On March 30, the U.S. Food and Drug Administration (FDA) approved a revised label for the combination of daunorubicin and cytarabine (Vyxeos) to include a new indication to treat newly diagnosed therapy-related acute myeloid leukemia (AML) or AML with myelodysplasia-related changes (AML-MRC) in pediatric patients aged 1 year and older. The approved agent is a liposomal combination of daunorubicin, an anthracycline topoisomerase inhibitor, and cytarabine, a nucleoside metabolic inhibitor.
The approval of daunorubicin/cytarabine for this indication is supported by safety data from two single-arm trials: AAML1421, conducted by the Children's Oncology Group (COG), and CPX-MA-1201, conducted by Cincinnati Children's Hospital (CCH), as well as evidence of effectiveness from “an adequate and well-controlled study” (per FDA regulations) in adults.
More About AAML1421 and CPX-MA-1201

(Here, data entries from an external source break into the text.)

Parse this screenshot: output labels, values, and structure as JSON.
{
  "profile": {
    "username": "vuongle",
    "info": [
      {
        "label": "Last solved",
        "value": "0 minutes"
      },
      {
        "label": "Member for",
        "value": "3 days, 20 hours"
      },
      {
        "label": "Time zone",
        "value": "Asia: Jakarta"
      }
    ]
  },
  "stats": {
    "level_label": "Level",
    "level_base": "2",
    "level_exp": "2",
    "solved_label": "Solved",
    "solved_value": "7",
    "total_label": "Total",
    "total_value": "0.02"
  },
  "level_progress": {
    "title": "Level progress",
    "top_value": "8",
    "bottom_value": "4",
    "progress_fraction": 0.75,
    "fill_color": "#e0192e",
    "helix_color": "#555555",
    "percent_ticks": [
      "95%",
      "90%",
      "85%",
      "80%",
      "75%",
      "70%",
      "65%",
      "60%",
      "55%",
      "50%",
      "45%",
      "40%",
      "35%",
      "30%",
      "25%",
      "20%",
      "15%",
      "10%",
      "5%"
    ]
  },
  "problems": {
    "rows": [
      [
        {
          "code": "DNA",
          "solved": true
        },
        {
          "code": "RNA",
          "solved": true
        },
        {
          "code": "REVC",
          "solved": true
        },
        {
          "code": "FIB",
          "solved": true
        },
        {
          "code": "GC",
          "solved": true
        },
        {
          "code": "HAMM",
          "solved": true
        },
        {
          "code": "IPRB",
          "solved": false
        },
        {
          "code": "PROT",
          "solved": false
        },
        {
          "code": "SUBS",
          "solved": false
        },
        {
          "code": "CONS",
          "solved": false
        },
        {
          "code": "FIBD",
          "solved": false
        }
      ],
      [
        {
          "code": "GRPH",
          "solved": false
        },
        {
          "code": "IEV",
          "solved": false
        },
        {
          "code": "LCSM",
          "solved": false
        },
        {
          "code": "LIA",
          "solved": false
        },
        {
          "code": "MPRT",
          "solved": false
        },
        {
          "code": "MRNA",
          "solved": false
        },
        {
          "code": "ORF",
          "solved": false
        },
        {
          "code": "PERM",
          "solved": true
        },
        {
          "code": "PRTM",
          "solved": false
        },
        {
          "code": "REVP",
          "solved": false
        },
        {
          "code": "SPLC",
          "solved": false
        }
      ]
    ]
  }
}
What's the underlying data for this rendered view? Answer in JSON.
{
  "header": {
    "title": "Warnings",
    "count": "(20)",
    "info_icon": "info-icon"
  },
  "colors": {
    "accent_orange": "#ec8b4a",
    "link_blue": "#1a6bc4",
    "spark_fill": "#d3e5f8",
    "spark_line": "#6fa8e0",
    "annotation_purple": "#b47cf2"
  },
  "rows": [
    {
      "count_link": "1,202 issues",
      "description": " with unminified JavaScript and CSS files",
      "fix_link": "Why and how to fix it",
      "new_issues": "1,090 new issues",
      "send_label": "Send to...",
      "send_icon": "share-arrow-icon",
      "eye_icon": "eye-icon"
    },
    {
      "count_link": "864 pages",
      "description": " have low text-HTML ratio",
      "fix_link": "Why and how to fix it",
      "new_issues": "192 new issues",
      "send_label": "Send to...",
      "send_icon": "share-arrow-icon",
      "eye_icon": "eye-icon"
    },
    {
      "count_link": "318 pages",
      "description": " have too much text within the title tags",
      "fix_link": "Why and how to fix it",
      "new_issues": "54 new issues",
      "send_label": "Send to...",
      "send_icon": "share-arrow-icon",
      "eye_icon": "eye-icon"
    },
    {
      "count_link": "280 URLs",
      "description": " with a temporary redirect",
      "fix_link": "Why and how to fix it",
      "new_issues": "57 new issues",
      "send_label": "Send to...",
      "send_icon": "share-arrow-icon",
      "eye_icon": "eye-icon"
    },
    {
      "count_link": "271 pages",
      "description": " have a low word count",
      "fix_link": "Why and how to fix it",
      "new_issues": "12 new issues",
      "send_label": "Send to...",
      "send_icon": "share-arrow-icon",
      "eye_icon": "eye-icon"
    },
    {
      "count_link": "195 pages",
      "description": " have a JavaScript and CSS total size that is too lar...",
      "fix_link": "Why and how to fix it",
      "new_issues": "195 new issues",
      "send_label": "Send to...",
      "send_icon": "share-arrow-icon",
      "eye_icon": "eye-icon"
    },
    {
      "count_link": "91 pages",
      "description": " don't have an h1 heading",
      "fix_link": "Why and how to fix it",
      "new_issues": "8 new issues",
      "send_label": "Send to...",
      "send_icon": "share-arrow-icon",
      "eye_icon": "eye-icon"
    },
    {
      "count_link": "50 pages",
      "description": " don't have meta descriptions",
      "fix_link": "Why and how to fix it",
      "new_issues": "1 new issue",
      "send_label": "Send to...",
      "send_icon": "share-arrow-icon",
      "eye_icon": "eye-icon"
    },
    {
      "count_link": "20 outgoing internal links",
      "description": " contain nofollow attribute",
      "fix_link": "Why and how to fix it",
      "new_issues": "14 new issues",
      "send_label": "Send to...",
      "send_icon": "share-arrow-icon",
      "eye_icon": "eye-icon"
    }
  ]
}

The safety and pharmacokinetics of daunorubicin/cytarabine in children and young adults were established in two clinical studies that enrolled patients with AML or relapsed/refractory hematologic malignancies. Thirty-eight pediatric patients aged 1 to 21 years with AML in first relapse were enrolled in the phase I/II AAML1421 study conducted by COG, and 27 patients aged 1 to 19 years with relapsed/refractory hematologic malignancies were enrolled in the phase I CPX-MA-1201 study conducted by CCH. Both studies found no differences in the safety profile based on age. The use of daunorubicin/cytarabine for this indication is also supported by evidence of effectiveness from the phase III CPX-351-301 study, which was conducted in adult patients.
The labeling for daunorubicin/cytarabine has a boxed warning, as it cannot be substituted with other daunorubicin and/or cytarabine-containing products. In the phase III study, the most common adverse reactions (incidence ≥ 25%) were bleeding events, fever, rash, swelling, nausea, sores in the mouth or throat, diarrhea, constipation, muscle pain, tiredness, stomach pain, difficulty breathing, headache, cough, decreased appetite, irregular heartbeat, pneumonia, blood infection, chills, sleep disorders, and vomiting.
"The expansion of the … label to include children is a welcome and necessary advancement in support of some of our most vulnerable patients," said Edward Anders Kolb, MD, Director of the Center for Cancer and Blood Disorders at Nemours/Alfred I. DuPont Hospital for Children and Chair of the Myeloid Disease Committee at COG.